- Submit New Evidence – One of the things that can be most beneficial to your case during the appeals process is the introduction of new evidence. If you can submit new medical evidence that proves you have a covered condition or that your condition is severe enough to prevent you from working for an extended period, this could reverse the initial decision on your case.
- Take the Matter to Court – There are four levels of appeal for SSD claims. If you are not successful in your first three appeals attempts, you can file a civil suit in the federal district court within 60 days. A civil action is filed by your attorney in the Northern District of Florida district court of the United States.
How an Experienced Social Security Disability Attorney Can Help
Handling a Social Security application and appeal on your own can be intimidating. For most, this is an unfamiliar process, and a single mistake can result in the denial of your claim and the forfeit of valuable benefits.
At Baker & Baker, our knowledgeable Social Security Disability attorneys can guide your SSD application from day one so that you can focus on what matters most – your physical and emotional recovery. If your claim is denied, it is vital that you have an attorney on your side that will advocate for your interests throughout the appeals process.
Our firm does not charge upfront for its services and will only charge a fee once you receive a reward for benefits.
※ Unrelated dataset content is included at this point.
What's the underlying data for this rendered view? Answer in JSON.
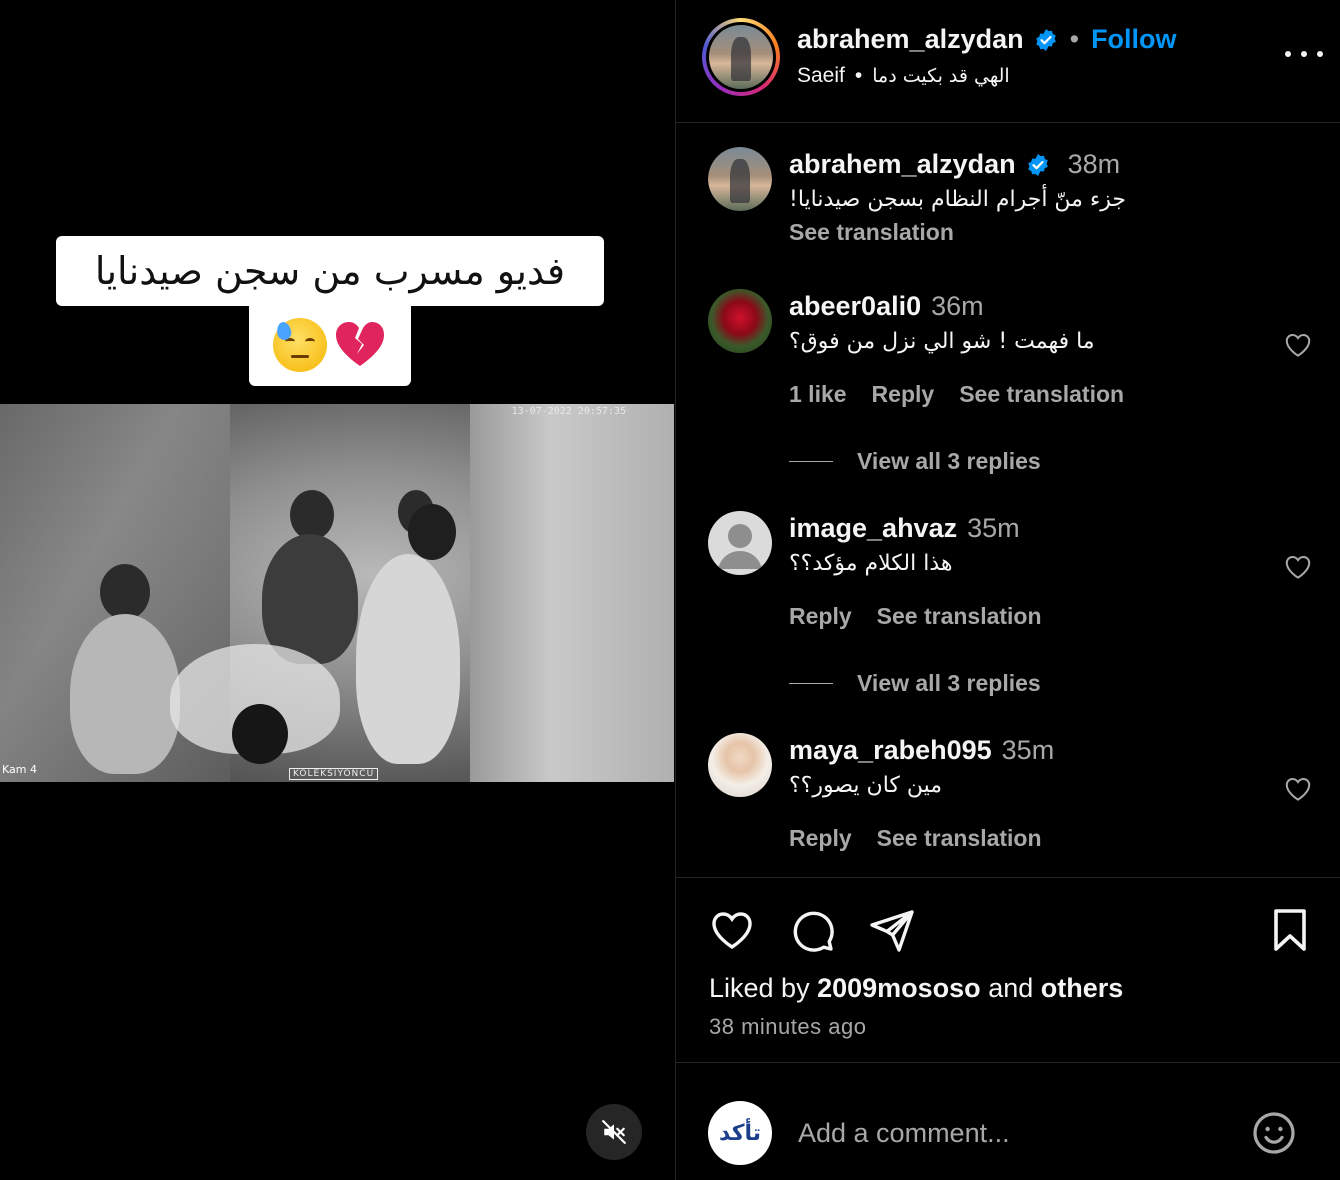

Contact our office today at (850) 433-0888 to schedule a free consultation.